tedster - 10:26 pm on Jul 16, 2010 (gmt 0)
There's no direct connection between LSI and phrase-based indexing which was patented in 2006, although some of the same textual relationships certainly might be surfaced - since those relationships are inherent in the web documents themselves, and not dependent on the technology used for analysis. However, LSI is just too computationally intensive, even for Google's massive power.
But notice the word "phrase-based" and how it indicates a major step away from simple text matching. It identifies meaningful word groups across all the web content. These meaningful phrases or word groups are often called n-grams, as in 2-gram, 3-gram etc. 5-gram seems to be the current cutoff. If you have an appetite for data crunching, you might be interested in the raw n-gram data that Google made available to the public in 2006 as Google's 1 terrabyte n-gram corpus [googlesystem.blogspot.com].
One immediate take-away might be that this - the old concept of "stop words" is oversimplified and not as applicable anymore. If a phrase is identified as meaningful - such as the 3-gram "stars and stripes" - then the word "and" may no longer be thrown away as a stop word for related queries that include that phrase.

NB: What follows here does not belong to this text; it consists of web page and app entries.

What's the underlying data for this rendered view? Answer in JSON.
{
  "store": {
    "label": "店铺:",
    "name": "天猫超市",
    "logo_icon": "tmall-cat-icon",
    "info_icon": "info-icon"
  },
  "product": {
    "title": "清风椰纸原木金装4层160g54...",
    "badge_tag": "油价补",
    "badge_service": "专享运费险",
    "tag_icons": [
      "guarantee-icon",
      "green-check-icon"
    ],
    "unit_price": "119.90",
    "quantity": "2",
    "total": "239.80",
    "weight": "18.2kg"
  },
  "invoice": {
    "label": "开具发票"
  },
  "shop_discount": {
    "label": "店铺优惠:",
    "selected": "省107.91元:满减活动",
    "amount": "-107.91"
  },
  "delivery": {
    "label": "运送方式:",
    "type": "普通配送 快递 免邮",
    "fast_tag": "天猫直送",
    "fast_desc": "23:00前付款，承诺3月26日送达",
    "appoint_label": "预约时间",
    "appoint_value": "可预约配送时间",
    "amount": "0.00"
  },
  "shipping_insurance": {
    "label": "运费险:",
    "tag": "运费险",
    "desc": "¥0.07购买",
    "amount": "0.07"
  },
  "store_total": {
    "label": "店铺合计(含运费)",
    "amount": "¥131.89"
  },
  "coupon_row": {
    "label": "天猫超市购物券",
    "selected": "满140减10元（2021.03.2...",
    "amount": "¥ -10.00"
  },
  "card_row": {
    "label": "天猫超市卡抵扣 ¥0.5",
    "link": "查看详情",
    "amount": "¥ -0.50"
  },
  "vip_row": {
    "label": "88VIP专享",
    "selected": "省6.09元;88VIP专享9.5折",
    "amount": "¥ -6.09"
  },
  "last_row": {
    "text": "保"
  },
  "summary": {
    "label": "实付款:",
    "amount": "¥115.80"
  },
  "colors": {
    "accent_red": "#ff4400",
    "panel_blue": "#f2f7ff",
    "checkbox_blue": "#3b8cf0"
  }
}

There's a whole lot to digest here, but it is technology that Google has been chewing on for over four years. If you are familiar with the concept of co-occurring semantics, note that there is a similar idea in these phrase-based indexing patents - what phrases tend to occur together in the same document, and to what degree of statistical significance. So if you hope to rank well for a given phrase, then the presence of a few related phrases on the page might help.
This would be phrases that are not merely stemmed versions of the original, but made up of completely different words. A page about "making a doctor's appointment" might well include "the nurse secretary" or "writing a prescription" - and if trait is shared across a significant number of pages, it can become a kind of relevance predictor. And if too many of the related phrases are all on the same page, then that fact may be a scraped content predictor.